> [Task]:
The entries are to be output in full, word for word.

> [Input material]:
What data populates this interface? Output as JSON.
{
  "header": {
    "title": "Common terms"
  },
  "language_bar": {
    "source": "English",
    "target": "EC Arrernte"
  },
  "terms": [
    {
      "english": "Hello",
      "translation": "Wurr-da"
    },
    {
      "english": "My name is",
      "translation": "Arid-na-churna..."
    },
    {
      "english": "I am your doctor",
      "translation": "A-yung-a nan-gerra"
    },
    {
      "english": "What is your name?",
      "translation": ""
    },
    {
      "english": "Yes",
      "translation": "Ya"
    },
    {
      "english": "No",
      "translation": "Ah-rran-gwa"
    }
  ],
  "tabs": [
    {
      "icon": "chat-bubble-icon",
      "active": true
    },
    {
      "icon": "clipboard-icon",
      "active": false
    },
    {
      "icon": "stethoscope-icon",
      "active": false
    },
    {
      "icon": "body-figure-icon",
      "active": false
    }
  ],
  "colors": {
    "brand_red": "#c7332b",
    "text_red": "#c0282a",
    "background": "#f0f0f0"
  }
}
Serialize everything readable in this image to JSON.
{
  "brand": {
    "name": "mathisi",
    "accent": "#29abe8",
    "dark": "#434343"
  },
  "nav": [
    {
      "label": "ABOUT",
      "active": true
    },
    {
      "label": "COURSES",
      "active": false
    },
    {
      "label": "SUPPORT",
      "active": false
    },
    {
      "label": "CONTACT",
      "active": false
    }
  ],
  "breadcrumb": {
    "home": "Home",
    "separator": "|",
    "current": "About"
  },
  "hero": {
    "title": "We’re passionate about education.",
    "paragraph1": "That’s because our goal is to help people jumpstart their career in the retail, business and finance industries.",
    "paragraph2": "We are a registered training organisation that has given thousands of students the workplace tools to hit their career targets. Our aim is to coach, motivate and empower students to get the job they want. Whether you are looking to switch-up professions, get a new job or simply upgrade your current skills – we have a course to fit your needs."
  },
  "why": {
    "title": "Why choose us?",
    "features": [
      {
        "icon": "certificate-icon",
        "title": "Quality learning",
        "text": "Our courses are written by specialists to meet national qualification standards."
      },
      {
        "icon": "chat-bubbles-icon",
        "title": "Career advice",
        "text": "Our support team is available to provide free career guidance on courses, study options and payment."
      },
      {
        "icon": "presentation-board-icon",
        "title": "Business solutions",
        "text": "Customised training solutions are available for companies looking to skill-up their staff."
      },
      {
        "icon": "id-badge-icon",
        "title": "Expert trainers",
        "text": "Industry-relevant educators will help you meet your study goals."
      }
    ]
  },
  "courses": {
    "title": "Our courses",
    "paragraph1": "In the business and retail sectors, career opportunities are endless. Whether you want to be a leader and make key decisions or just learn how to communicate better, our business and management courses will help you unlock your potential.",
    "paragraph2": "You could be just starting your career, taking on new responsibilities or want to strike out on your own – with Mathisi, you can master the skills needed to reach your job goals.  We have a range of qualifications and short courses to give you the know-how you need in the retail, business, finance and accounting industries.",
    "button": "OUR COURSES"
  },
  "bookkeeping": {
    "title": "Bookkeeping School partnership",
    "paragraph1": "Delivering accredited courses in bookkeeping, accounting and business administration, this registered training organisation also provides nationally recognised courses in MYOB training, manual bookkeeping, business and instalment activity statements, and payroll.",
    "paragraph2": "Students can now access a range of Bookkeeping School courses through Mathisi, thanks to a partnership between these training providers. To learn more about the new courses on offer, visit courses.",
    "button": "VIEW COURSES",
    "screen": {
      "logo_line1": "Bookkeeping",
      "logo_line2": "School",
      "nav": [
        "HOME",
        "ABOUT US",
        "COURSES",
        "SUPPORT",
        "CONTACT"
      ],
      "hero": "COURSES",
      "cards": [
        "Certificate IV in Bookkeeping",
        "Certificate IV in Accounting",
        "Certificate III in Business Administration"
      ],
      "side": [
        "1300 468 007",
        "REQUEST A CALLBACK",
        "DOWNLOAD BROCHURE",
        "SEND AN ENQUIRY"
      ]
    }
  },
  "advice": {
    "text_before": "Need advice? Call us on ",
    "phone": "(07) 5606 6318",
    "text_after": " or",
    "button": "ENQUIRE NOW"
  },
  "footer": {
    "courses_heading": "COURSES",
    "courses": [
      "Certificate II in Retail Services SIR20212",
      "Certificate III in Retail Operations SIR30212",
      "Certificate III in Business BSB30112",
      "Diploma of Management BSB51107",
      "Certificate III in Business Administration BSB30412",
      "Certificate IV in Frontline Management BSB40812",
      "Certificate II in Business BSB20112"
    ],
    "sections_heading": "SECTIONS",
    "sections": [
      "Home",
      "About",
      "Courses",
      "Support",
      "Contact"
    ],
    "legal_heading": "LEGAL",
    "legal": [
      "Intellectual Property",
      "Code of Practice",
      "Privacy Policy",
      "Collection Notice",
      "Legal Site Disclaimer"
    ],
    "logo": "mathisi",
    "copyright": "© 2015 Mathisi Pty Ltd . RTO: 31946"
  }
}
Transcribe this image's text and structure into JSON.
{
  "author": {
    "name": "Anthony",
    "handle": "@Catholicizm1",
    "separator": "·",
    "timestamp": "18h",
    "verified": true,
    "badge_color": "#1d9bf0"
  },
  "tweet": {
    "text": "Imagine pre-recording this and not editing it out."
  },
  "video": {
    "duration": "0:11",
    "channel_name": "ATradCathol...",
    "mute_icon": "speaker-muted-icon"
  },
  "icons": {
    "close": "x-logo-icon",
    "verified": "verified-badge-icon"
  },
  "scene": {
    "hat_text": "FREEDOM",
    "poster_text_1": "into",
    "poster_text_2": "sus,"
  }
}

> [Your response]:
What data populates this interface? Output as JSON.
{
  "header": {
    "title": "Common terms"
  },
  "language_bar": {
    "source": "English",
    "target": "EC Arrernte"
  },
  "terms": [
    {
      "english": "Hello",
      "translation": "Wurr-da"
    },
    {
      "english": "My name is",
      "translation": "Arid-na-churna..."
    },
    {
      "english": "I am your doctor",
      "translation": "A-yung-a nan-gerra"
    },
    {
      "english": "What is your name?",
      "translation": ""
    },
    {
      "english": "Yes",
      "translation": "Ya"
    },
    {
      "english": "No",
      "translation": "Ah-rran-gwa"
    }
  ],
  "tabs": [
    {
      "icon": "chat-bubble-icon",
      "active": true
    },
    {
      "icon": "clipboard-icon",
      "active": false
    },
    {
      "icon": "stethoscope-icon",
      "active": false
    },
    {
      "icon": "body-figure-icon",
      "active": false
    }
  ],
  "colors": {
    "brand_red": "#c7332b",
    "text_red": "#c0282a",
    "background": "#f0f0f0"
  }
}
Serialize everything readable in this image to JSON.
{
  "brand": {
    "name": "mathisi",
    "accent": "#29abe8",
    "dark": "#434343"
  },
  "nav": [
    {
      "label": "ABOUT",
      "active": true
    },
    {
      "label": "COURSES",
      "active": false
    },
    {
      "label": "SUPPORT",
      "active": false
    },
    {
      "label": "CONTACT",
      "active": false
    }
  ],
  "breadcrumb": {
    "home": "Home",
    "separator": "|",
    "current": "About"
  },
  "hero": {
    "title": "We’re passionate about education.",
    "paragraph1": "That’s because our goal is to help people jumpstart their career in the retail, business and finance industries.",
    "paragraph2": "We are a registered training organisation that has given thousands of students the workplace tools to hit their career targets. Our aim is to coach, motivate and empower students to get the job they want. Whether you are looking to switch-up professions, get a new job or simply upgrade your current skills – we have a course to fit your needs."
  },
  "why": {
    "title": "Why choose us?",
    "features": [
      {
        "icon": "certificate-icon",
        "title": "Quality learning",
        "text": "Our courses are written by specialists to meet national qualification standards."
      },
      {
        "icon": "chat-bubbles-icon",
        "title": "Career advice",
        "text": "Our support team is available to provide free career guidance on courses, study options and payment."
      },
      {
        "icon": "presentation-board-icon",
        "title": "Business solutions",
        "text": "Customised training solutions are available for companies looking to skill-up their staff."
      },
      {
        "icon": "id-badge-icon",
        "title": "Expert trainers",
        "text": "Industry-relevant educators will help you meet your study goals."
      }
    ]
  },
  "courses": {
    "title": "Our courses",
    "paragraph1": "In the business and retail sectors, career opportunities are endless. Whether you want to be a leader and make key decisions or just learn how to communicate better, our business and management courses will help you unlock your potential.",
    "paragraph2": "You could be just starting your career, taking on new responsibilities or want to strike out on your own – with Mathisi, you can master the skills needed to reach your job goals.  We have a range of qualifications and short courses to give you the know-how you need in the retail, business, finance and accounting industries.",
    "button": "OUR COURSES"
  },
  "bookkeeping": {
    "title": "Bookkeeping School partnership",
    "paragraph1": "Delivering accredited courses in bookkeeping, accounting and business administration, this registered training organisation also provides nationally recognised courses in MYOB training, manual bookkeeping, business and instalment activity statements, and payroll.",
    "paragraph2": "Students can now access a range of Bookkeeping School courses through Mathisi, thanks to a partnership between these training providers. To learn more about the new courses on offer, visit courses.",
    "button": "VIEW COURSES",
    "screen": {
      "logo_line1": "Bookkeeping",
      "logo_line2": "School",
      "nav": [
        "HOME",
        "ABOUT US",
        "COURSES",
        "SUPPORT",
        "CONTACT"
      ],
      "hero": "COURSES",
      "cards": [
        "Certificate IV in Bookkeeping",
        "Certificate IV in Accounting",
        "Certificate III in Business Administration"
      ],
      "side": [
        "1300 468 007",
        "REQUEST A CALLBACK",
        "DOWNLOAD BROCHURE",
        "SEND AN ENQUIRY"
      ]
    }
  },
  "advice": {
    "text_before": "Need advice? Call us on ",
    "phone": "(07) 5606 6318",
    "text_after": " or",
    "button": "ENQUIRE NOW"
  },
  "footer": {
    "courses_heading": "COURSES",
    "courses": [
      "Certificate II in Retail Services SIR20212",
      "Certificate III in Retail Operations SIR30212",
      "Certificate III in Business BSB30112",
      "Diploma of Management BSB51107",
      "Certificate III in Business Administration BSB30412",
      "Certificate IV in Frontline Management BSB40812",
      "Certificate II in Business BSB20112"
    ],
    "sections_heading": "SECTIONS",
    "sections": [
      "Home",
      "About",
      "Courses",
      "Support",
      "Contact"
    ],
    "legal_heading": "LEGAL",
    "legal": [
      "Intellectual Property",
      "Code of Practice",
      "Privacy Policy",
      "Collection Notice",
      "Legal Site Disclaimer"
    ],
    "logo": "mathisi",
    "copyright": "© 2015 Mathisi Pty Ltd . RTO: 31946"
  }
}
Transcribe this image's text and structure into JSON.
{
  "author": {
    "name": "Anthony",
    "handle": "@Catholicizm1",
    "separator": "·",
    "timestamp": "18h",
    "verified": true,
    "badge_color": "#1d9bf0"
  },
  "tweet": {
    "text": "Imagine pre-recording this and not editing it out."
  },
  "video": {
    "duration": "0:11",
    "channel_name": "ATradCathol...",
    "mute_icon": "speaker-muted-icon"
  },
  "icons": {
    "close": "x-logo-icon",
    "verified": "verified-badge-icon"
  },
  "scene": {
    "hat_text": "FREEDOM",
    "poster_text_1": "into",
    "poster_text_2": "sus,"
  }
}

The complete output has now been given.